Russian students and from other former CIS countries can enter Dutch Universities of Applied Sciences directly after high school (11 years). For research universities in the Netherlands, students are always required to follow a foundation year, according to agents who participated.

Wittenborg has been recruiting in Russia and ‘former CIS’ countries since 2014, and the Neso has been extremely active in recent years, promoting the ’studyinholland’ brand. Over 50% of agents say they have actually heard of the concept ‘Study in Holland’ whilst around 39% of agents say that they have had some contact with Nuffic or the Neso.

Currently, around 5% of Wittenborg's 700+ international students are from Russian speaking countries, and with current applications up, this number is set to increase, in line with overall growth in the coming year.

Whilst 43% of agents stated that student accommodation was the number one concern of Russian students wanting to study in the Netherlands, 35% of agents said that post-study work possibilities and the possibility to work during their study was a deciding factor for Russian students.

Students who have graduated from Wittenborg University of Applied Sciences with a bachelor's or master's degree are allowed to search for a job in the Netherlands for a maximum period of one year. This arrangement, known as the 'orientation year' or 'job search year' is open to all international graduates from the Netherlands, for up to three years after graduation.


Wittenborg University attended the ICEF Moscow workshop, as well as visiting the Higher School of Economics in Moscow and Saint Petersburg, whilst also meeting student’s parents and visiting the offices of Neso.

Last week, together with Jerke Verschoor, Neso director, Wittenborg’s chair, Peter Birdsall gave a presentation on Study in Holland, and Quality Systems in Dutch Higher Education, to ICEF agents.

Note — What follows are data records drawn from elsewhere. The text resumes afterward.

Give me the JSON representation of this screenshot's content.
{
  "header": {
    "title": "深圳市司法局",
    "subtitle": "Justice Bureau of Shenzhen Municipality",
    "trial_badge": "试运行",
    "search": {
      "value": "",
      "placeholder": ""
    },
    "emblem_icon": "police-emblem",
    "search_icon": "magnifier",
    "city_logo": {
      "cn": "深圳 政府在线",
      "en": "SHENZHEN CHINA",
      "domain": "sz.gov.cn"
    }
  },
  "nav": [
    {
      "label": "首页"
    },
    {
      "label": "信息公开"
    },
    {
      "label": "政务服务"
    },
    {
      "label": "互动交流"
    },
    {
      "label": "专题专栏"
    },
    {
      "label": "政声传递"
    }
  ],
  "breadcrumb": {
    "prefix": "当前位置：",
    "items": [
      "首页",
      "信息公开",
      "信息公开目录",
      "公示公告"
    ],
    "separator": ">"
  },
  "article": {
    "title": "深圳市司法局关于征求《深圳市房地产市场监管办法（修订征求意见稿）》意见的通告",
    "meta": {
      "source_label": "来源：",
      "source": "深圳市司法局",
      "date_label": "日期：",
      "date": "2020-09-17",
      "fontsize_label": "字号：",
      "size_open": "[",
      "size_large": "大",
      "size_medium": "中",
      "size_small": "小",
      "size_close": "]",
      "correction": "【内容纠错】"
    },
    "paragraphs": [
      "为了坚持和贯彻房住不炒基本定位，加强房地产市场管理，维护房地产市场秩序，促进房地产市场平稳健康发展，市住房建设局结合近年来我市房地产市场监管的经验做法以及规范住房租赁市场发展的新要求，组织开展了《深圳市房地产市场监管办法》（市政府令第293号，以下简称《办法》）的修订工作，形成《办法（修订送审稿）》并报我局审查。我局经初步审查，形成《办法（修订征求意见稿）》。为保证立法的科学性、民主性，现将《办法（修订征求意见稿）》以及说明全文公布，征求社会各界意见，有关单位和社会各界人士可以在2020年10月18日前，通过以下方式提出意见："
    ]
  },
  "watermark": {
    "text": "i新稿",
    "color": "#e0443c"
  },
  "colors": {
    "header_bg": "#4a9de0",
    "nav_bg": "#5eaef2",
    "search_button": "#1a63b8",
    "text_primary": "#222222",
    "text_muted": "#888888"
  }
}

WUP 28/3/2018

By James Wittenborg

©Wittenborg University Press